Baby D loves the water. Swimming is a good way to wear out any kid, even those of the inexhaustible variety. We’d always get to the pool at least a half-hour before lessons and play games. And by games I mean:
Baby D: “Mommy, let’s pretend you are Mommy Whale and I am Baby Whale!”
Me: “Can’t I be Mommy Shark?”
Baby D: “No! Because I am Baby Whale!” (Swims out to middle of pool, proceeds to spin and thrash.) “MOMMY WHALE! MOMMY WHALE! Baby Whale is caught in a whirlpool!”
I would sigh, ignore the sniggering lifeguard and go to “rescue” Baby Whale.
When Baby D was older, but stuck with only me as a playmate at a New Hampshire lake, the games became more involved. They were inevitably based on whatever he’d read most recently:
Baby D: “Okay, this rock is Momdor and you have to defend it and not let me touch it!” (Baby D charges, freestyling like mad. I scoop him up and throw him a few feet back. Repeatedly. I tire out way before my kid.)
Me (mining blowing a horn): “Momdor calls for aid!
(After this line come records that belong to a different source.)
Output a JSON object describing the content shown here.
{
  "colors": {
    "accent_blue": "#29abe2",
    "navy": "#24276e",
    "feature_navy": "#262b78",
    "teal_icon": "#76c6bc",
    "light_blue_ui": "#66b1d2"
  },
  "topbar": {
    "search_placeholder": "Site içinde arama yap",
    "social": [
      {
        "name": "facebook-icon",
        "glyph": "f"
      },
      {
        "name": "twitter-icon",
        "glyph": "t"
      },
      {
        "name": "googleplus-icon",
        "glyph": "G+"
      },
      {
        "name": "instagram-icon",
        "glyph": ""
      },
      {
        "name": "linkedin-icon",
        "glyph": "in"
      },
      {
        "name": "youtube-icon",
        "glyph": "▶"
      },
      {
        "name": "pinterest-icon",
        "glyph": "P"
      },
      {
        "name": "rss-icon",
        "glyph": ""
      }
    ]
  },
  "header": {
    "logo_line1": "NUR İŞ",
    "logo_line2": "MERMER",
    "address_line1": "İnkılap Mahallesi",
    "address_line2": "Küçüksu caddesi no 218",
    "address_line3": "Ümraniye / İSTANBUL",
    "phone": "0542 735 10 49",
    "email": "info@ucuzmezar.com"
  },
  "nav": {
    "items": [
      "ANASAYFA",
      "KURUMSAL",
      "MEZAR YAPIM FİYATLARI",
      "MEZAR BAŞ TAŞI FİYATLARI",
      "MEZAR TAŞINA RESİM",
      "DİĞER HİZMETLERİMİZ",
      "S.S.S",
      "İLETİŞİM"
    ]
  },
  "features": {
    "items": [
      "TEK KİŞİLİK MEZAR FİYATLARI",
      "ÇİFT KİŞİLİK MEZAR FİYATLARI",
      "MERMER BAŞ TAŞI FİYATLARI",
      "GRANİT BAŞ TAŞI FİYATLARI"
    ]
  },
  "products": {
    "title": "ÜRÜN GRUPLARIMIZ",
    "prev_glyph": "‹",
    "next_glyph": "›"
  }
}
Momdor calls for aid! Where are the Riders of Rohan?!”
Baby D (outraged): “Momdor isn’t GONDOR! It’s MORDOR!!”
Me: “Not a chance, Baby Sauron. I’m Gondor AND the Houses of Healing.”
I certainly felt like a besieged nurse on a regular basis. Andy had one of his lemon episodes soon after our beloved rescue dog Woofie was diagnosed with a terminal fibrosarcoma. Then our other rescue, Fey, injured herself shoving Woofie out of the way in order to claim attention from friends and neighbors who came visit Woofie one last time (Woofie had always believed everyone was his friend. Turns out, he wasn’t wrong.)
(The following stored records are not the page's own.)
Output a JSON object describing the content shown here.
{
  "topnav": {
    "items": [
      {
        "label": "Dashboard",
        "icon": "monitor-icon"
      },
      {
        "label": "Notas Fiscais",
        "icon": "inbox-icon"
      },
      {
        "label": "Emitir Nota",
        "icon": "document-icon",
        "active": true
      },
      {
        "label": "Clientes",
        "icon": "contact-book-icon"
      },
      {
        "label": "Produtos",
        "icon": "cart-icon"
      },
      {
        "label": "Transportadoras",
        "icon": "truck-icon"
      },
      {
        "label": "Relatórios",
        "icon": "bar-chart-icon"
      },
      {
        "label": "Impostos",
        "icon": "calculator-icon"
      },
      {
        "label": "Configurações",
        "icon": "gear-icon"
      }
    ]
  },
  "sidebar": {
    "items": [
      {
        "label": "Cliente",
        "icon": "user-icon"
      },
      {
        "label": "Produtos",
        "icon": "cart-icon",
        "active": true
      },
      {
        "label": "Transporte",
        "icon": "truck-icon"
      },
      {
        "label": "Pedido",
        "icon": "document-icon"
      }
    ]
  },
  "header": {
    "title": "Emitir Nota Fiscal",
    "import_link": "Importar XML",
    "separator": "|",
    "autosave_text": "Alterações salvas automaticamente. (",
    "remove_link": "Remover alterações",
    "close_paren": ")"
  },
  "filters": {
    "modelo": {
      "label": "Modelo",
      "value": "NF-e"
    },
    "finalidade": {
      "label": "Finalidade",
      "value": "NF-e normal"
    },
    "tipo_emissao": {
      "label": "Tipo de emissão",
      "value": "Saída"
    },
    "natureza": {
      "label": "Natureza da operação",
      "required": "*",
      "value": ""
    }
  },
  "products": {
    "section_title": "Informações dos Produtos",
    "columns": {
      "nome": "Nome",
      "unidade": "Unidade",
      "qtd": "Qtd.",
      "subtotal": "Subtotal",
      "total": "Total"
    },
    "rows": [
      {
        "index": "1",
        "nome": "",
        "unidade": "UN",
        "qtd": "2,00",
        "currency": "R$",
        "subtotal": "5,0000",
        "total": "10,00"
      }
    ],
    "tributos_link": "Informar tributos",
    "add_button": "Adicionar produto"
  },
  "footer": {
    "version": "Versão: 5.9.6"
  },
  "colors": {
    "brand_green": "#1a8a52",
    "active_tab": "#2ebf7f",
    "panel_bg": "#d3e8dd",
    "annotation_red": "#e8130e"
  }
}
That month had a lot of trips to human and canine physicians. While sitting in yet another waiting room—don’t ask me which kind—I wrote the following (apologies to Tolkien):
Three X-rays for the denizens
In the house of sturdy brick
A canine with a cancer
And a skull that’s awfully thick
His wussy shar-pei sister
Yelps with compressed discs of three
And the man that ought to walk them
Had surgery on his knee.
One Mom to nurse them all
One Mom to chide them
One Mom to find those pills
Wherever doggies hide them.
I was not, however, the only poet in the family. The following Mother’s Day, Baby D’s class wrote poems about their moms. Baby D’s started off and ended as quite the ode:
My mom is hardworking
She always supports me
She lets me do soccer and
Supports me with glee…
…I love my mother truly
She is the greatest for me
Amazing she can see
What is the best for me!
But the middle? It contained this gem:
When my mother is resentful
I know to hide in my room
Else will come my doom!
Maybe Momdor is Mordor after all.
Or maybe every Gondor has a bit of Mordor in it.
If you were hoping for a Christmas Post, here’s my husband’s first New England Christmas. If you want Christmas AND you got every single Tolkien reference in this post, here’s the perfect read for you: The North Polar Bear.